Once you can view data on your cell phone, it makes sense to have the phone's micro browser interact with the telephone network. The simplest example of this is adding a hyperlink to a document that dials a phone number when the user selects it. The browser, in this case, uses the Wireless Telephony Applications (WTA) interface to dial a phone number. However, WTA also enables more sophisticated processing, including handling telephone network events from within WMLScript (a modified version of JavaScript).

WTA requires a WTA User Agent on the cell phone and a WTA server that resides somewhere on the telephone network. The WAP documents don't specify how the WTA server interacts with the phone network, since that varies depending on the phone system you use. This makes sense—HTTP doesn't specify how a Web server retrieves files. It only notes that the client can ask for a file and receive it. The same thing holds true for WTA. It specifies that you can dial a number, for example, but it isn't concerned with how that actually occurs.
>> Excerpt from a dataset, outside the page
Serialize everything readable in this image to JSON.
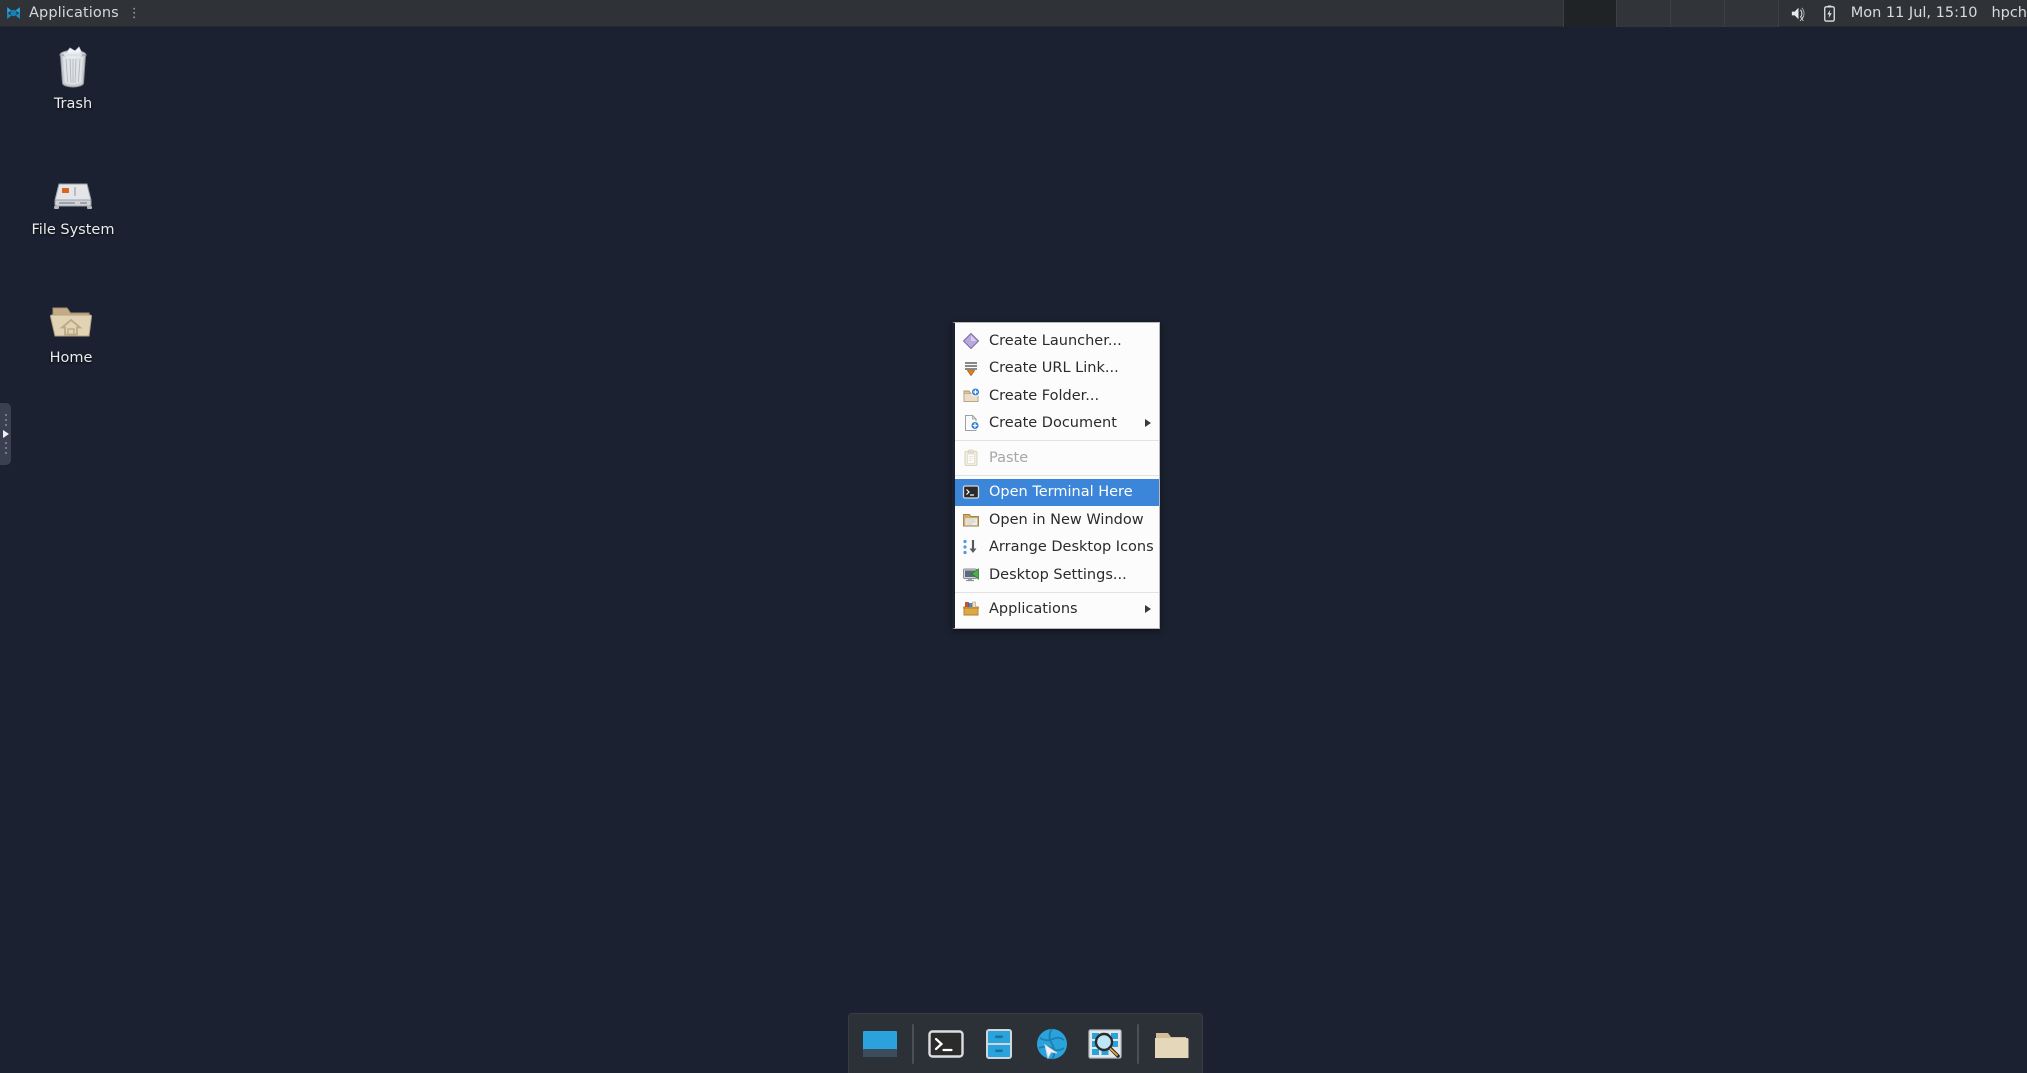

To simplify interactions with WTA, the specification calls for a WTA library that handles common tasks for applications. Applications use a super set of WML known as WTA-WML. These documents start with the wtai:// protocol identifier.

The phone has storage for some WTA-WML code in a place known as the repository. The repository stores resources (scripts, usually) in groups called channels. You can assign channels to particular events. For example, you might want some script to run when the phone receives an incoming call. Another channel might notify you that e-mail or voice mail is waiting for pick-up.

Of course, you don't want a WML script dialing a 900 number and running up your phone bill. To prevent this, WTA has a robust security feature that lets you trust some applications more than others.

More information is available online in the WTA specification at Although the specification is a bit dry, the example applications in Annex A are quite informative.

—Al Williams